» **What the exercise asks**:
Identify every line in the records below that contains the word "this", and reproduce each one.

Data items:
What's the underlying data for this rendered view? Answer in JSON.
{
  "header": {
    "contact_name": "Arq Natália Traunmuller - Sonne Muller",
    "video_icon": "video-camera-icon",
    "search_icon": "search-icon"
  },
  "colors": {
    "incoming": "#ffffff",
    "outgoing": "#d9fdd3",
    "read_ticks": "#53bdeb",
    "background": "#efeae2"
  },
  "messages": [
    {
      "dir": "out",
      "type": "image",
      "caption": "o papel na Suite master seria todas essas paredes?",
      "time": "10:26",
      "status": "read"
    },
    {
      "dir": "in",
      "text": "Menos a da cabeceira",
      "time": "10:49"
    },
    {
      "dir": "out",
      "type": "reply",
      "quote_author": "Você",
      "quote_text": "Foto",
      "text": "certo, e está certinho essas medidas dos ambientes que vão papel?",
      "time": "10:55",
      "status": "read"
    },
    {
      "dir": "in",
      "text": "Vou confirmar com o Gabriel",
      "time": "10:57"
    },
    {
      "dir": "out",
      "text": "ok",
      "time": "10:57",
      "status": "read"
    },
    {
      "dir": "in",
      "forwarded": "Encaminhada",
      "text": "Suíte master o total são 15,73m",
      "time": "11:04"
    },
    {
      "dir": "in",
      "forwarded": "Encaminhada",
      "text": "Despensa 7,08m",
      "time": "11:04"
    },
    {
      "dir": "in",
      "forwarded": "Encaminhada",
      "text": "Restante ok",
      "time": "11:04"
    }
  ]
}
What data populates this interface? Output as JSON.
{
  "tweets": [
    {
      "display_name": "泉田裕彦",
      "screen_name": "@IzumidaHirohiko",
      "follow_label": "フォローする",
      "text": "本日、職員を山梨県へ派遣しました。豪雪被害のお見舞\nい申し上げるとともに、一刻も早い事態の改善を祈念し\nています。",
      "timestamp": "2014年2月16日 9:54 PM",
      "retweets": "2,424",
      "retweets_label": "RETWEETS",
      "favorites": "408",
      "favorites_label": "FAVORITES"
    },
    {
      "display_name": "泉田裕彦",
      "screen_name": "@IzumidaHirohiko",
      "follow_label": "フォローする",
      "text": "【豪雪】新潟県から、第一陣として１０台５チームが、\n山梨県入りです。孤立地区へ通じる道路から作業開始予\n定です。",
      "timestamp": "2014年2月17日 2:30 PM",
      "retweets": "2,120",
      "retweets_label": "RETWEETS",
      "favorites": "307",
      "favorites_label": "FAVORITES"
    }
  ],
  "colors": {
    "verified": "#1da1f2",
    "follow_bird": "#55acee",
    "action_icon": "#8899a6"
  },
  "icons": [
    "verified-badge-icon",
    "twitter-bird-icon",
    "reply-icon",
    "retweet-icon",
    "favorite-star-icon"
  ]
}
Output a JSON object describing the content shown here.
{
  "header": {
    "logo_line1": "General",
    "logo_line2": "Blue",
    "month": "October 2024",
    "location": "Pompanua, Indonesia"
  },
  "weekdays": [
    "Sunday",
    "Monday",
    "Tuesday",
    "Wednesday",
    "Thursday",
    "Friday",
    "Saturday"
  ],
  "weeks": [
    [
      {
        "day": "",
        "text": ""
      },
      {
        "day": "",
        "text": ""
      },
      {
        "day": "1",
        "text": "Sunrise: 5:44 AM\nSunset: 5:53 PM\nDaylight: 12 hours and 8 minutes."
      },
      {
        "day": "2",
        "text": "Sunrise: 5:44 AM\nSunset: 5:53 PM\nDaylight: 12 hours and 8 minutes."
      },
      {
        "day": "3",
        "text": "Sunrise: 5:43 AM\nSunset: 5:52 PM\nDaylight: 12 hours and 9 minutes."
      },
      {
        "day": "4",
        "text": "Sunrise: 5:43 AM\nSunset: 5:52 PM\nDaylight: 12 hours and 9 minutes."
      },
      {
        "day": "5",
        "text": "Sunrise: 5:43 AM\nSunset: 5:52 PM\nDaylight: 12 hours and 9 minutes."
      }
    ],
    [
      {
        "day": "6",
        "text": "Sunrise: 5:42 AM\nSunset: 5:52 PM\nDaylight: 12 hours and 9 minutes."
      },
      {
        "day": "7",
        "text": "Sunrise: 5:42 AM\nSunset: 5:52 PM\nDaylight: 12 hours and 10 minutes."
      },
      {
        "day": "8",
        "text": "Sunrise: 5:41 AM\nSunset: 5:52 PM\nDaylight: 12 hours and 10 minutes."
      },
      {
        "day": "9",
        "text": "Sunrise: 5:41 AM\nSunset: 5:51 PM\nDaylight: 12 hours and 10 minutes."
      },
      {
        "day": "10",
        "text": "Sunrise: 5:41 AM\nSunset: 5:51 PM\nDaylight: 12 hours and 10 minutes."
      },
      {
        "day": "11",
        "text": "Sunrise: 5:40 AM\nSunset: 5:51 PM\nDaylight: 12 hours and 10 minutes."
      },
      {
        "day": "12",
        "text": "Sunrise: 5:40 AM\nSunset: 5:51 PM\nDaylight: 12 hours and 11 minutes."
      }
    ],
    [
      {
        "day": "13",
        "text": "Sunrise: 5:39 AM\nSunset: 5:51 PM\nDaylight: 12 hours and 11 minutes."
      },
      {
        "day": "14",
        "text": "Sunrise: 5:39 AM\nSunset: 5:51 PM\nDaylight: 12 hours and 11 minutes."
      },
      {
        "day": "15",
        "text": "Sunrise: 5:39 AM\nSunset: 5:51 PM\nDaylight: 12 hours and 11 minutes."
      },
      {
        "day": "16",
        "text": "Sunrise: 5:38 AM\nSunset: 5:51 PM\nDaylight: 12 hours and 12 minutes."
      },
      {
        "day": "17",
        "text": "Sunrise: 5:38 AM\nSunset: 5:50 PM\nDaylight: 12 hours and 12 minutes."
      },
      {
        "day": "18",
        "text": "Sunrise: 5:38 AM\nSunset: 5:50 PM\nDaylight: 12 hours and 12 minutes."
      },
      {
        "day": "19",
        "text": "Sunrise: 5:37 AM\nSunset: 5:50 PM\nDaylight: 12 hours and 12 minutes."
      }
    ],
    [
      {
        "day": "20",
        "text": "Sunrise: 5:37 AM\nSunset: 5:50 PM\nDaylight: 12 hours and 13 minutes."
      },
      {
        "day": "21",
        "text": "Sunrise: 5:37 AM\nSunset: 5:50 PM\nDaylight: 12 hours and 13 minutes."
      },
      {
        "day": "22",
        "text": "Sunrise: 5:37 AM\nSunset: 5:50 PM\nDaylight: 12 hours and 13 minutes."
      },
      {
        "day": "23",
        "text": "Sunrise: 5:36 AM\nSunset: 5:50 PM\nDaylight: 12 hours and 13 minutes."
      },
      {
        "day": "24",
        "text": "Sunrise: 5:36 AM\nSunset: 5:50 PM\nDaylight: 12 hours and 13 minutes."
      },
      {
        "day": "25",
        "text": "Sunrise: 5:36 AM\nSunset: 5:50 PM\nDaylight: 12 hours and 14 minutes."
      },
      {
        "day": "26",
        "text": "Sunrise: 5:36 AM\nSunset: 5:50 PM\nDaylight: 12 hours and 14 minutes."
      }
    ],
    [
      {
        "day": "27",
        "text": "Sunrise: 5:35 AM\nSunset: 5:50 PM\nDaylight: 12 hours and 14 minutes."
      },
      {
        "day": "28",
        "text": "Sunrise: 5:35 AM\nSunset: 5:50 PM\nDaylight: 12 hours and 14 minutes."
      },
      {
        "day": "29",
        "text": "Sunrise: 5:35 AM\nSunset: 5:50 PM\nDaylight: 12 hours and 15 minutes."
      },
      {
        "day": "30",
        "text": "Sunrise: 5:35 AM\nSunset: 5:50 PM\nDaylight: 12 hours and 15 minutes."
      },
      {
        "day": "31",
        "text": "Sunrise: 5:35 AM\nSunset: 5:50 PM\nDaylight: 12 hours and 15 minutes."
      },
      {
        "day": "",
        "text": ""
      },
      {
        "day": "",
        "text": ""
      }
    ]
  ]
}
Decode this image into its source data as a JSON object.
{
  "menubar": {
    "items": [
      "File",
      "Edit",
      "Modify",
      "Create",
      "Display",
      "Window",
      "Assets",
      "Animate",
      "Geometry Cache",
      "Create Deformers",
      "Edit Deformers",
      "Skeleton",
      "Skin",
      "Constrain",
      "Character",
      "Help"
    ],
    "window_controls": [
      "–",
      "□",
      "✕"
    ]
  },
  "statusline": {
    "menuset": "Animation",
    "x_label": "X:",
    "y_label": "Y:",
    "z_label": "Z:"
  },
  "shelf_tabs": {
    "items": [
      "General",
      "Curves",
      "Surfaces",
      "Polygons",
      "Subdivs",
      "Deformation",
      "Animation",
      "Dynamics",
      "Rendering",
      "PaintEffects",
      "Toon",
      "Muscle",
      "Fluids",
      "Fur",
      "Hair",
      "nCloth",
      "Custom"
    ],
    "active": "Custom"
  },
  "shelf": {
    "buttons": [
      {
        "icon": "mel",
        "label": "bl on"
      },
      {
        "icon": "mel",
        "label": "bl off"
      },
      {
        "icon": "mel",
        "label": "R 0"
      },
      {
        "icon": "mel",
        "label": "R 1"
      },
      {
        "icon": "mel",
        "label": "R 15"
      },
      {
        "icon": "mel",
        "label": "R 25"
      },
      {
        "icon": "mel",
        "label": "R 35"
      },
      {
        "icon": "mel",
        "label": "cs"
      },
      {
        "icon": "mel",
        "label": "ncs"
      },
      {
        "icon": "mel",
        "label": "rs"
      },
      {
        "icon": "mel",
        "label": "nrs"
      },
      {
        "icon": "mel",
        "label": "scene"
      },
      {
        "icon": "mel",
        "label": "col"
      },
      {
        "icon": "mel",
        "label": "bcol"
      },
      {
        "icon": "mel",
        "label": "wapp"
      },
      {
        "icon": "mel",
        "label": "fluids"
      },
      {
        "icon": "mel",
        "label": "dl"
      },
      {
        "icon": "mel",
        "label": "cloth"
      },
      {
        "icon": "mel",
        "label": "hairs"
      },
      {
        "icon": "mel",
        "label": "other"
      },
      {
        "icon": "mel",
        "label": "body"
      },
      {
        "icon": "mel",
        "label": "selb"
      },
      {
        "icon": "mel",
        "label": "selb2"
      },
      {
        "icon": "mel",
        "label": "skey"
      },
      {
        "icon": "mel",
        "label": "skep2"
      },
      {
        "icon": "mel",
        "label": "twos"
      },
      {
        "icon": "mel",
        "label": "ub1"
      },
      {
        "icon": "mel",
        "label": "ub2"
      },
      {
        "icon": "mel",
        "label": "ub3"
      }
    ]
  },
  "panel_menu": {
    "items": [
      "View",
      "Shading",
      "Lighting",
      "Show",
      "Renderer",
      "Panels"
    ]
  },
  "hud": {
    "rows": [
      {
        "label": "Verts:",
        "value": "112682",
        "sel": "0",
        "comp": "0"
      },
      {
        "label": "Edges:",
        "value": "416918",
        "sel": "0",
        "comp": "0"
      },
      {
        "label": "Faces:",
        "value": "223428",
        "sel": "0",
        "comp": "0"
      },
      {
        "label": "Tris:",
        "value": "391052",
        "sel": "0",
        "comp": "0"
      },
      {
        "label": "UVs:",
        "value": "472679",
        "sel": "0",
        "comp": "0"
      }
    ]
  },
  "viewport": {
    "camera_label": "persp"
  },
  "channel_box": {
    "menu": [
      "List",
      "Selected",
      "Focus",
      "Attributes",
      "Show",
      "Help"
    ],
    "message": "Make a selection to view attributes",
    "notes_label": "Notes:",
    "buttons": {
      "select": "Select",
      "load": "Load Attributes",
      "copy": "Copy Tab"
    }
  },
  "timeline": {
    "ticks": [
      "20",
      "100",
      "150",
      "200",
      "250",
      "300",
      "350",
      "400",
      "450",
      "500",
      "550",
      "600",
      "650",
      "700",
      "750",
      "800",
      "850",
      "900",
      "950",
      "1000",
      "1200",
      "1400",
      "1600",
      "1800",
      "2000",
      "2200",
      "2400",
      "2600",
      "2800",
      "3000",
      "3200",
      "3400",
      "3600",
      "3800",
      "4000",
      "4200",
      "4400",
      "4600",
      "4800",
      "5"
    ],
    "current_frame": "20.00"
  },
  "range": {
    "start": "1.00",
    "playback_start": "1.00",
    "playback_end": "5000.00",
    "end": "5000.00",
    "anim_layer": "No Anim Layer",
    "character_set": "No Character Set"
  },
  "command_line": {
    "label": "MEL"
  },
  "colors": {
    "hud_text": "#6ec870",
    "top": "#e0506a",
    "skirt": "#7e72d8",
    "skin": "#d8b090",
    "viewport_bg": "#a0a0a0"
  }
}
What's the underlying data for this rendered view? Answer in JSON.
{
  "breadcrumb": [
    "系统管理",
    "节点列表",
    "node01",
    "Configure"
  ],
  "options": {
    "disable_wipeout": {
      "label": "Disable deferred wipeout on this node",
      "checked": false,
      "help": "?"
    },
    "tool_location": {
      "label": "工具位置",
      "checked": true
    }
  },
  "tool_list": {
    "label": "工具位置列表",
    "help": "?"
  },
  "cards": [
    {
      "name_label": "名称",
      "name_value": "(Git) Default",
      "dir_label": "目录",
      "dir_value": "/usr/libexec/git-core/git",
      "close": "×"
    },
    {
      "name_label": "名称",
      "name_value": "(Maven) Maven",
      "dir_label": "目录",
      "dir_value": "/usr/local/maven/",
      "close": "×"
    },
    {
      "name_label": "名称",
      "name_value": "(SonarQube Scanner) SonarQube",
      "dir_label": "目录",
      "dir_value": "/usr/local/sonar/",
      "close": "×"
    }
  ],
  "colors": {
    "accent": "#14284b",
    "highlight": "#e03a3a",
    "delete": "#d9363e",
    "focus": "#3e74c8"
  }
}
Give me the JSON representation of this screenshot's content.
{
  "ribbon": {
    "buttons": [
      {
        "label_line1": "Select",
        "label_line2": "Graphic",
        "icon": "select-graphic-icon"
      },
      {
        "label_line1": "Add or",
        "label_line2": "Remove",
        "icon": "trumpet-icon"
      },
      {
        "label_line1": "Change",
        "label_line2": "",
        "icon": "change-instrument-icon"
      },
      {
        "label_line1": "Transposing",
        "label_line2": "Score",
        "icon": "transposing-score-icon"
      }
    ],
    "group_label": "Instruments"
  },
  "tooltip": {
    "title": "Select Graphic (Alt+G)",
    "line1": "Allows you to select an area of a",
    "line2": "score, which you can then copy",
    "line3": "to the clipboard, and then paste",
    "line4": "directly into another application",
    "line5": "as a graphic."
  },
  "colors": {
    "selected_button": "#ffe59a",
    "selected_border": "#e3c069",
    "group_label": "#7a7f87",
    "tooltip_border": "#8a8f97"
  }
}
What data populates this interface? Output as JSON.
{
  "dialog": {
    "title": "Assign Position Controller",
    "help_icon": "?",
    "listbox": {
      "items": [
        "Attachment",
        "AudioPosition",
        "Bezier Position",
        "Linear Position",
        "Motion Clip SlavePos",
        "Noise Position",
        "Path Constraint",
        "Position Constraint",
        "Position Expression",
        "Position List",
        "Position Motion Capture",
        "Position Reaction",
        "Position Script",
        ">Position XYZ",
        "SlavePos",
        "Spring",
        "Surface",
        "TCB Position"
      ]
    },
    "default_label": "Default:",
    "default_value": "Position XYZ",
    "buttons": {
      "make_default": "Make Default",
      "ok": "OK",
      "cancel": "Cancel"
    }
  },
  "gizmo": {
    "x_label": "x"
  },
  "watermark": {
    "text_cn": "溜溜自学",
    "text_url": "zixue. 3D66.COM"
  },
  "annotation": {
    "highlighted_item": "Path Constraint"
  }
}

» **Response to the exercise**:
What's the underlying data for this rendered view? Answer in JSON.
What data populates this interface? Output as JSON.
Decode this image into its source data as a JSON object.
What's the underlying data for this rendered view? Answer in JSON.
      "label": "Disable deferred wipeout on this node",
Give me the JSON representation of this screenshot's content.
What data populates this interface? Output as JSON.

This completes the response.